On May 12 2013, we had a special Mother’s Day guest. One of our nurses, Barbara, asked if her daughter, a licensed acupuncturist, could offer her services at the clinic for the day. Knowing how many patients are crippled by pain that a professional with this skill set could alleviate, we said YES! The post below is a description of her experience at Occupy Medical. For more on Erin or to read more of her insightful blog posts, go to Radiant Heart Acupuncture.
Remembering How To Be Human*
by Erin Telford, L.Ac
I had a glorious, profound experience this past weekend. I flew to Oregon to surprise my amazing mama for Mother’s Day. Since my visit was unexpected, she was already on schedule to volunteer at Occupy Medical in the center of downtown Eugene. We decided that I would come with her and volunteer my acupuncture services.
This is a fantastic setup to provide free medical care and a myriad of services to the under-served population in Eugene. They have doctors, nurses, fresh food, an herbalist, and even a person to cut your hair! It was a gorgeous warm day and I had a nice little line-up of people to treat.
I have never worked with under-served populations. Under-served by my definition are people who don’t get enough. They don’t get enough food, they don’t get enough medical treatment, they don’t get enough comfort, warmth, nurturing, empathy or love.
My second patient of the day was a prostitute who was afraid to be homeless on the street because of her background. She told me a lot of stories, most of which left me slightly stunned and sad. I usually feel like I have some things to say when I’m working with patients. Some pretty reasonable, helpful, relatable things to say.

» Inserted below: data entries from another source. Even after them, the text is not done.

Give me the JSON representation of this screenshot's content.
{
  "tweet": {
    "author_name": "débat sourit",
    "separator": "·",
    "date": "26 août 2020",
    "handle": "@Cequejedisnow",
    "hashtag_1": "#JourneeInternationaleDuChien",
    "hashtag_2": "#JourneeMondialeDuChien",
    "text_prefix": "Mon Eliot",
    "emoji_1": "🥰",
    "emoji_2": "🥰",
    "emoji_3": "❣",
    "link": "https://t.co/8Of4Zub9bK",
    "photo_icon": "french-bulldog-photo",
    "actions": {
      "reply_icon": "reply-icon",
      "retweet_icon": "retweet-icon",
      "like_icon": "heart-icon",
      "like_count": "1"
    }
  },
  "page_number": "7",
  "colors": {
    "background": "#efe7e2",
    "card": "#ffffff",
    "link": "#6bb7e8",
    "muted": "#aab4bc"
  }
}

I like to have a golden nugget here and there that someone can take away and feel uplifted by. It might be ego-y but I feel good making other people feel good. So when this fellow human says to me, I sell myself for money when I’m depressed, I’m stumped.
I felt kind of like a jerk. I don’t have a pretty bow to put on this one. I can’t say, “Yeah, we’ve all been there” and have a laugh because we haven’t. I had nothing. Nothing. I started and stopped. Silence. Awkward? A teeny bit. But then we just looked at each other.
Okay, I thought. Let’s just be here. Because THIS is what is happening right now. This is her reality. I didn’t need to make it better or make it different. My reality and her reality were crossing over and we were just being humans together. So we just sat for a minute or two looking into each other’s eyes. I’m saying I hear you, I understand you, that sucks and I love you in my mind. I hope she felt that. I think she did.
I treated a young woman who was kicking a speed addiction and was grieving losing her children on Mother’s Day. I treated a woman with a painful bunion who was craving more connection with her family of origin. I treated a very sweet man who wanted to propose to me with a ring made of a pine cone and string. All were in heavy transition with very loose foundations, all were very anxious, all really, really needed to tell their stories.
The Dalai Lama had just been in Eugene the day before and everyone was quoting him. It was a bit surreal. The major theme of his talk seemed to be around compassion, nurturing and the responsibility and power of the feminine. We were putting these teachings into direct action on this day.
My mother is a registered nurse so she was camped out on the bus checking vital signs and taking care of wounds. I’m in my own little section of an outdoor tent with just a few battered folding chairs and a metal table that we pulled off her deck and covered with a pretty cloth to use for a workspace. There was no glamor. No flannel sheets, no table warmer, no aromatherapy, no music.
It was still perfect and functional. When you strip away all the bells and whistles, there is just the work. You just give everything you have to give. Nothing else is necessary.
Mother Theresa said that the problem of the world was that we have forgotten that we belong to each other. We are humans. We are all doing this together. It makes no difference if I live in a 2 million dollar apartment on Park Avenue or I sleep on cement steps with my dog to protect me.
We will all take hits in this life. You will never know by looking at someone what kind of trauma they have had to endure. It does not matter. We all deserve to give and receive each other’s kindness and utter humanity.
It’s easy to see other humans as annoying, frustrating obstacles. They are in your way. They aren’t giving you what you want. They are frustrating, shady, slow, entitled, etc.
It’s a choice to remember that we are all made of the same stuff. We all need warmth and touch and sweetness. Be in it together-even with “strangers.”
Connect and serve.
*Used by permission by the author